WHAT TO WORK ON »
Search the records below for the string "true", and report each line that contains it.

RECORDS SHOWN »
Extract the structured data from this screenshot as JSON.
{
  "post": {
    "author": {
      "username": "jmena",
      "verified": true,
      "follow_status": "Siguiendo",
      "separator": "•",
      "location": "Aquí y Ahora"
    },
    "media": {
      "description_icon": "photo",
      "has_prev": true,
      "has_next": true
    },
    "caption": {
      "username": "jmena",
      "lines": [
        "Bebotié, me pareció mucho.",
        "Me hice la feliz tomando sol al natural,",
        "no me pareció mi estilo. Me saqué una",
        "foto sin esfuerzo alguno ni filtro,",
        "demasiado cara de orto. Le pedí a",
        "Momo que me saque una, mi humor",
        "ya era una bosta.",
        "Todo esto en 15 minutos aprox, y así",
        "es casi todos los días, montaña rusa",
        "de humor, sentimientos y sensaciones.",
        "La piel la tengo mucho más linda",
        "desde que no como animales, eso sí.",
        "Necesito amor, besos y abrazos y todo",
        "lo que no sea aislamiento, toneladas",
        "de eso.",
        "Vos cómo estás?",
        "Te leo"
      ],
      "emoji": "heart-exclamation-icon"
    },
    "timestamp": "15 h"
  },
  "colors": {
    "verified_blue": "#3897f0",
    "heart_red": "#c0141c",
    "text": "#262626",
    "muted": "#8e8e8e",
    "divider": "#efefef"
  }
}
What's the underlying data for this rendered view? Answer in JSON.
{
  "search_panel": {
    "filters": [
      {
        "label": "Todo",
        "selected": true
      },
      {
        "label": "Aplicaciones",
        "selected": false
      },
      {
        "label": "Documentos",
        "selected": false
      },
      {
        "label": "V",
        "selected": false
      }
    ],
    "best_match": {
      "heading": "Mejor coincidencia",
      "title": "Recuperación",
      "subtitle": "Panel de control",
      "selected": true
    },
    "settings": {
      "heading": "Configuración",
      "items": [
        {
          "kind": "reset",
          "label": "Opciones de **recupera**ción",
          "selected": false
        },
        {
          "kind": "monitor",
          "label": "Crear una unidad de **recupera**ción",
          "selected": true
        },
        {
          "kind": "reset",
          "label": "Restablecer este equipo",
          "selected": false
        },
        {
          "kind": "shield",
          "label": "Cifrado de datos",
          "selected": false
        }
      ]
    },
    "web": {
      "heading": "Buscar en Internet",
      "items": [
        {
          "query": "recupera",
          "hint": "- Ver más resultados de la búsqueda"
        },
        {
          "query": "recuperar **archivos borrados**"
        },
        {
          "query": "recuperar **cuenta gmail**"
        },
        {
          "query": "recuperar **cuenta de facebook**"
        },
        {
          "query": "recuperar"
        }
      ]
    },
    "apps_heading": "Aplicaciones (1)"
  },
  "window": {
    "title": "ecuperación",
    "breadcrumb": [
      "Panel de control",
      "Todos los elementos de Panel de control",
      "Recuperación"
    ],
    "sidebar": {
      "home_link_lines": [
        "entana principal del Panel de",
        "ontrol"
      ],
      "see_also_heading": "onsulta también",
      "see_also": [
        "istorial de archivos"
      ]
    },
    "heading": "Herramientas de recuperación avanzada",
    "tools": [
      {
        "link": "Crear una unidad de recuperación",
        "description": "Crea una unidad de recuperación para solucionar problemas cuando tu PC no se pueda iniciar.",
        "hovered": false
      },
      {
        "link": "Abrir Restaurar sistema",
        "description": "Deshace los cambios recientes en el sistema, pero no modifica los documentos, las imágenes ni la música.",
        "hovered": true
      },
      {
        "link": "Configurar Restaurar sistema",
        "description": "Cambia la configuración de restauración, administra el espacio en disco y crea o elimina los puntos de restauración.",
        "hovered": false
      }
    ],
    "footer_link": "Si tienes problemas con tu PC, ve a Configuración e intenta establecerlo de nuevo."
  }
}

ANSWER SECTION »
      "verified": true,
      "has_prev": true,
      "has_next": true
        "selected": true
      "selected": true
          "selected": true
        "hovered": true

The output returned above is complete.